In a decision late last month, the U.S. Court of Appeals for the 10th Circuit held that SEC ALJs are “Officers” subject to the Appointments Clause of the U.S. Constitution but were not appointed in compliance with that clause. Accordingly, the ALJ in the case under review did not hold office constitutionally, and the resulting decision imposing civil penalties on the respondent was set aside. Bandimere v. SEC, No. 15-9586 (10th Cir., December 27, 2016).
The decision conflicts with an opinion of the U.S. Court of Appeals for the District of Columbia Circuit, which held that the ALJs are not subject to the Appointments Clause. That conflict between the circuits increases the likelihood that the issue will be addressed by the Supreme Court.
Bandimere was decided by a 2-1 vote, with dissenting Judge Monroe McKay suggesting that the sweep of the majority opinion could invalidate thousands of administrative actions.
There has been a series of recent challenges to the SEC’s use of ALJs, but most have failed. These defeats, however, have largely been based on a procedural issue, the failure of respondents to challenge the appointment of ALJs in proceedings before the SEC prior to bringing an action in federal court. Appellate courts have held that respondents cannot stop SEC enforcement actions to raise the Appointments Clause issue, but rather must stand trial before an ALJ and seek review by the SEC before pursuing an action in federal court.
That is what happened in Bandimere, where an ALJ, after a trial-like hearing, found Mr. Bandimere was liable for violating the securities laws, barred him from the securities industry, and imposed civil penalties, among other things. The SEC reviewed that decision, and reached the same result. In addition to agreeing with the ALJ’s decision on securities law liability, the SEC also considered and rejected Bandimere’s argument that under the Appointments Clause, the ALJ lacked authority to hear the case. That made the matter ripe for review by the Tenth Circuit.
In an SEC enforcement action that followed a similar procedural course, the D.C. Circuit last August addressed the Appointments Clause issue, and reached a different result from the Tenth. It held that SEC ALJs are merely employees, not Officers subject to the Appointments Clause, and therefore do have the authority to hear enforcement actions. Lucia v. SEC, 832 F.3d 277 (D.C. Cir. 2017). The D.C. Circuit had earlier reached a similar determination regarding FDIC ALJs. Landry v. FDIC, 204 F.3d 1125 (D.C. Cir. 2000).

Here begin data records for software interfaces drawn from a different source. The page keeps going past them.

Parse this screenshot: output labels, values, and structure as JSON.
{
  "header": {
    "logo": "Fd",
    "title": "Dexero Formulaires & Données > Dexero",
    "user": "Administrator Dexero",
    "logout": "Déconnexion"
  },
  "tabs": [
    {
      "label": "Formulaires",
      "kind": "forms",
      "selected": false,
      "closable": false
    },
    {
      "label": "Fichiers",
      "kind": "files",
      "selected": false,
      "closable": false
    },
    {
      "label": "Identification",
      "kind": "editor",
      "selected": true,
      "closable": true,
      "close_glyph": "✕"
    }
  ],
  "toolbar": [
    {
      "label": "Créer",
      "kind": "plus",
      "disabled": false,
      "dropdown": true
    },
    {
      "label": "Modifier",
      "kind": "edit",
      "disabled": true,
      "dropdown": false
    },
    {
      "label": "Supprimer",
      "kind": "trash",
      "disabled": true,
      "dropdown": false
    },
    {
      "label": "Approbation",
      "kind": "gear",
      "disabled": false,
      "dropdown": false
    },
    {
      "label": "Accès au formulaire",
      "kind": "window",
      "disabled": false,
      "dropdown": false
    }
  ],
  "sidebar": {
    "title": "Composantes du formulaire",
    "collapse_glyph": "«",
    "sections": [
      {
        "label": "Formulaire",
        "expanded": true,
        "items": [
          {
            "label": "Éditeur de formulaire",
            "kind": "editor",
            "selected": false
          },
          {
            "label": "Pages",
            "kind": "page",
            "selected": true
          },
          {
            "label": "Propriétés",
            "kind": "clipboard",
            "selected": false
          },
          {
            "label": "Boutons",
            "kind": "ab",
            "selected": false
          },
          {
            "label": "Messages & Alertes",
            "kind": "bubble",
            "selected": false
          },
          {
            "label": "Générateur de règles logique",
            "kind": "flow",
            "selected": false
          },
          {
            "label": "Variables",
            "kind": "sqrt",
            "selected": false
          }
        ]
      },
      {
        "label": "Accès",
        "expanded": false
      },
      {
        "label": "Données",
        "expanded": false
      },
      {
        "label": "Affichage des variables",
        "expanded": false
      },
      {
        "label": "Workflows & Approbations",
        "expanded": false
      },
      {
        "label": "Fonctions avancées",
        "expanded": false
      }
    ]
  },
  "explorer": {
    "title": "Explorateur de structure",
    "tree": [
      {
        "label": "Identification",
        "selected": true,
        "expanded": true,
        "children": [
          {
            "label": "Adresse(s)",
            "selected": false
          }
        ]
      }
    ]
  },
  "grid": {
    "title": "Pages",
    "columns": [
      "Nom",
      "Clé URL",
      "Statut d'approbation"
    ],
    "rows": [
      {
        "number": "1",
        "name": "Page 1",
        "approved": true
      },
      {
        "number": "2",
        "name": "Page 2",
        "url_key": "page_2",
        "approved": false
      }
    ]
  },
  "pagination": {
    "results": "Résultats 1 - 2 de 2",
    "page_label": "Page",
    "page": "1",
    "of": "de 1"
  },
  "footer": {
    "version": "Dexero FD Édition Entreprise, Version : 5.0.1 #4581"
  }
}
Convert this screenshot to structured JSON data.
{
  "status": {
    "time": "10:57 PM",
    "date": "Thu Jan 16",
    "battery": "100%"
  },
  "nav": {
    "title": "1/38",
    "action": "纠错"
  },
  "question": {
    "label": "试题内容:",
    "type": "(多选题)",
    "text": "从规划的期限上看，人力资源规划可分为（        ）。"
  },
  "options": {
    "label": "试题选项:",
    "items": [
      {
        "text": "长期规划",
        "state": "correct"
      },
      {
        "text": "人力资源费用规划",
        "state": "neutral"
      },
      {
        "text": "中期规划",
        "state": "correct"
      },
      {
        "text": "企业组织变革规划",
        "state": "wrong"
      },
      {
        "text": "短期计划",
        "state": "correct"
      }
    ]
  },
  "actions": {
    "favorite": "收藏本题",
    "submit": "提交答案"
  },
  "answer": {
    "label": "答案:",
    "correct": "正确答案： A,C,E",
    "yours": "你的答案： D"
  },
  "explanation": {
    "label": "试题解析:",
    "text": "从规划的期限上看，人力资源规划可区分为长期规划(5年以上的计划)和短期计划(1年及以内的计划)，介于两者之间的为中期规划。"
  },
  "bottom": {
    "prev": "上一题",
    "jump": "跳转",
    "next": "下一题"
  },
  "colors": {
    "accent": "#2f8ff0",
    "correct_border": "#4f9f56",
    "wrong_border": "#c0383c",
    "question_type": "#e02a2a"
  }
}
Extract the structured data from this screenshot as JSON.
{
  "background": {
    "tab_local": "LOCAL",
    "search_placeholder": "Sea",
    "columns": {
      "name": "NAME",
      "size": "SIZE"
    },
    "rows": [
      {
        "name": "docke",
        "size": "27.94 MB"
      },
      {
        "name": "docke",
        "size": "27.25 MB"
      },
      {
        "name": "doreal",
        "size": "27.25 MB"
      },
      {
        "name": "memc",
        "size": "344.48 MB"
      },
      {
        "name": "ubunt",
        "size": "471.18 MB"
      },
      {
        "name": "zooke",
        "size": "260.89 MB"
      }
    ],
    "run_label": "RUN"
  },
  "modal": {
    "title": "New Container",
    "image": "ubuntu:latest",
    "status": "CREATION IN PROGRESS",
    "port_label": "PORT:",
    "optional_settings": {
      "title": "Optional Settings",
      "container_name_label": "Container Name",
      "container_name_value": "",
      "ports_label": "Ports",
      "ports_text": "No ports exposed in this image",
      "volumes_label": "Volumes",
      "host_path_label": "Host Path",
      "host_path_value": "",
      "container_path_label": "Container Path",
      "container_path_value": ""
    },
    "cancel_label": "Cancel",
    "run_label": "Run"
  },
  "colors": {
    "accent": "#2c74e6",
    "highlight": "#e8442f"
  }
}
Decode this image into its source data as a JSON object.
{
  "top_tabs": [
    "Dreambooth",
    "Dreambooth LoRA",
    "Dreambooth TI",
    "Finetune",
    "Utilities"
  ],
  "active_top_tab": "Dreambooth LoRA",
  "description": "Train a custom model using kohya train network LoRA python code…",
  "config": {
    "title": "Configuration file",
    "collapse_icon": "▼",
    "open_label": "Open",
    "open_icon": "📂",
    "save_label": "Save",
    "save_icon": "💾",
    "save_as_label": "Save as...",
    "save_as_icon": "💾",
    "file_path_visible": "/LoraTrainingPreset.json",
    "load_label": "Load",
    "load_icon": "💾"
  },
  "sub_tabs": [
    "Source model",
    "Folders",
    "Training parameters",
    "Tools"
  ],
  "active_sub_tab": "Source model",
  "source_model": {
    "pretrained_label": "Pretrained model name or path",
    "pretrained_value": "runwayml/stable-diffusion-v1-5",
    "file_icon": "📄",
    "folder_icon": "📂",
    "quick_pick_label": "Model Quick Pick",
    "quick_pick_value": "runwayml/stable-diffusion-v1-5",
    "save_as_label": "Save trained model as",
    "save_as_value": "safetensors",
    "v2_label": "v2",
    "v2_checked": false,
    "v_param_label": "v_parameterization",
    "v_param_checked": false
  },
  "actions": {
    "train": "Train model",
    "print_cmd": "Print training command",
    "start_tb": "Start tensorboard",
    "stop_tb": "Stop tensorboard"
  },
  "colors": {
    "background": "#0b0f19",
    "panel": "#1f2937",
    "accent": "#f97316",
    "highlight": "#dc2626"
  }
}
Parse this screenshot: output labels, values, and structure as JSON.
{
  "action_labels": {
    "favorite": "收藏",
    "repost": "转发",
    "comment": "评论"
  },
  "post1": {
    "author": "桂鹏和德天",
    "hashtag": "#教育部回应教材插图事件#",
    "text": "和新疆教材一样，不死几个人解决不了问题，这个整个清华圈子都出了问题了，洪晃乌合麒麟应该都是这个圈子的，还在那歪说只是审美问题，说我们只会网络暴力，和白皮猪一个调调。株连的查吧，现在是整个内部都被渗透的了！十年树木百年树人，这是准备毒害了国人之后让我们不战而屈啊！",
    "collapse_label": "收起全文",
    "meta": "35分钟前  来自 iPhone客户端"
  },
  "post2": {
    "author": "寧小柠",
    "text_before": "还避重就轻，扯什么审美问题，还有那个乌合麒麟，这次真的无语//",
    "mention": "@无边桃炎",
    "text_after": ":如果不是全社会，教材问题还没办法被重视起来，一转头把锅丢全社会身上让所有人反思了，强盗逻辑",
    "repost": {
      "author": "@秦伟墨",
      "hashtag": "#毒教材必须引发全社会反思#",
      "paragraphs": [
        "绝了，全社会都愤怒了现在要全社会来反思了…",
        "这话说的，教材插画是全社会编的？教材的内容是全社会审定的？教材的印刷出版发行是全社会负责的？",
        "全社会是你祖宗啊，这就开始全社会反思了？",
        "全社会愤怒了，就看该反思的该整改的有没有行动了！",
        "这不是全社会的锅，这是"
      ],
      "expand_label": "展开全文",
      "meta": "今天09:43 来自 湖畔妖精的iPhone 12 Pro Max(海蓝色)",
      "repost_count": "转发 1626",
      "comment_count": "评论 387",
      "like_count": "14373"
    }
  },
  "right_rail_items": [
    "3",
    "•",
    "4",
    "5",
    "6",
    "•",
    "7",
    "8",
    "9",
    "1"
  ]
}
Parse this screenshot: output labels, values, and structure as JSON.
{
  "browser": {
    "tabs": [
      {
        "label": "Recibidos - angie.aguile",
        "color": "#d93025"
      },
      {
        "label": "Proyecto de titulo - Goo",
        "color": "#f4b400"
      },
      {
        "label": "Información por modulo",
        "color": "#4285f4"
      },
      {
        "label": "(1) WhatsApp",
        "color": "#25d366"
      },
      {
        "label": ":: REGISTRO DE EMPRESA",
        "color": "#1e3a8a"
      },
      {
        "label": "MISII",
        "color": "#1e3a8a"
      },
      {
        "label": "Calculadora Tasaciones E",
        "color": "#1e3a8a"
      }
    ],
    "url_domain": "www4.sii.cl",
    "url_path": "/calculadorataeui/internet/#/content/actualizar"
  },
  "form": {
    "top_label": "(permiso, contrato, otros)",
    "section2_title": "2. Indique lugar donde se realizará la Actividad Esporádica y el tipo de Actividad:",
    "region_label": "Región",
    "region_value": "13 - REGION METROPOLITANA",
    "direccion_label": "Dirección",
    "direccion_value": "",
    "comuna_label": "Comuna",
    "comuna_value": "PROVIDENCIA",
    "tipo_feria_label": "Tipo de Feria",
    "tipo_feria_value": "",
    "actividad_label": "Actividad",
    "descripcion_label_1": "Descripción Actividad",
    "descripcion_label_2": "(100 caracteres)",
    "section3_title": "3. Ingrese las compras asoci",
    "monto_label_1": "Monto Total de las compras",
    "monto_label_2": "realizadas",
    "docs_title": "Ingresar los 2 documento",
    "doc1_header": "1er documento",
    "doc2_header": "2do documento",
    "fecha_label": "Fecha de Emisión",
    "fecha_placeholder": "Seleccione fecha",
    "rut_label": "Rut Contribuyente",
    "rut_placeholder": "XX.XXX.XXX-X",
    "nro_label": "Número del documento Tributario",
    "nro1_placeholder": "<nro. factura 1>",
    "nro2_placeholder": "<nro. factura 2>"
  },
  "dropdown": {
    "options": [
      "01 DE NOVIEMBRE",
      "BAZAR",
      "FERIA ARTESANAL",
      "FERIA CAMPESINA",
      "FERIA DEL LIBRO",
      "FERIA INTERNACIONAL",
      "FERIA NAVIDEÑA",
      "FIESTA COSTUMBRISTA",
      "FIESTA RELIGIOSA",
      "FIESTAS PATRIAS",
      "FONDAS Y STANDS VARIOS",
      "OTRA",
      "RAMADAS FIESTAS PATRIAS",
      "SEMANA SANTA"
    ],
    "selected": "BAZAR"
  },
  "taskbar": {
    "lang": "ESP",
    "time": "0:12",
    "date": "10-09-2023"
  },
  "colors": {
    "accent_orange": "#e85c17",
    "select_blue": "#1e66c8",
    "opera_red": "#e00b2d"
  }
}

The legal dispute turns on section 2 of Article 2 of the Constitution, which sets forth certain requirements for how “Officers” of the United States are to be appointed. It states that the President shall “by and with the Advice and Consent of the Senate, … appoint Ambassadors, other public Ministers and Consuls, Judges of the supreme Court, ….” As to other “Officers of the United States,” it states that “the Congress may by law vest the Appointment of such inferior Officers, as they think proper, in the President alone, in the Courts of Law, or in the Heads of Departments.”
It is not disputed that SEC ALJs are not appointed as Officers in conformity with the Appointments Clause. The question is whether they have to be, which in turn depends on whether such ALJs are “such inferior Officers” as referred to by the clause.
The SEC contends they are not, principally because the Commissioners of the SEC retain the authority to review ALJs’ decisions, and thus the ALJs lack final decision-making power. The D.C. Circuit in Lucia agreed with that argument, which was the basis for its holding that SEC ALJs are not subject to the Appointments Clause.
The Tenth Circuit, however, rejected the notion that “final decision-making power is dispositive to the issue at hand.” Given the full range of authority ALJs have in conducting hearings in SEC enforcement actions, the court found that they fall within the scope of “Officers.”
Among the issues on which the D.C. and Tenth Circuit disagreed, and which the Supreme Court would need to address, is the application of an earlier Supreme Court case, Freytag v. Commissioner of Internal Revenue, 501 U.S. 868 (1991). That case addressed the status of “special trial judges” appointed by the Tax Court. The Court in Freytag devoted attention to discussing whether the judges were Officers or employees, and the Tenth and D.C. Circuits took contrary views as to the implications of that discussion for SEC ALJs.
In recent years, the SEC has relied heavily on administrative proceedings to pursue enforcement actions. The importance of the issue, as well as the division among Circuits, increases the chances the Supreme Court will address the issue. And the Tenth Circuit could also hear the case en banc. The issue seems unlikely to be going away any time soon.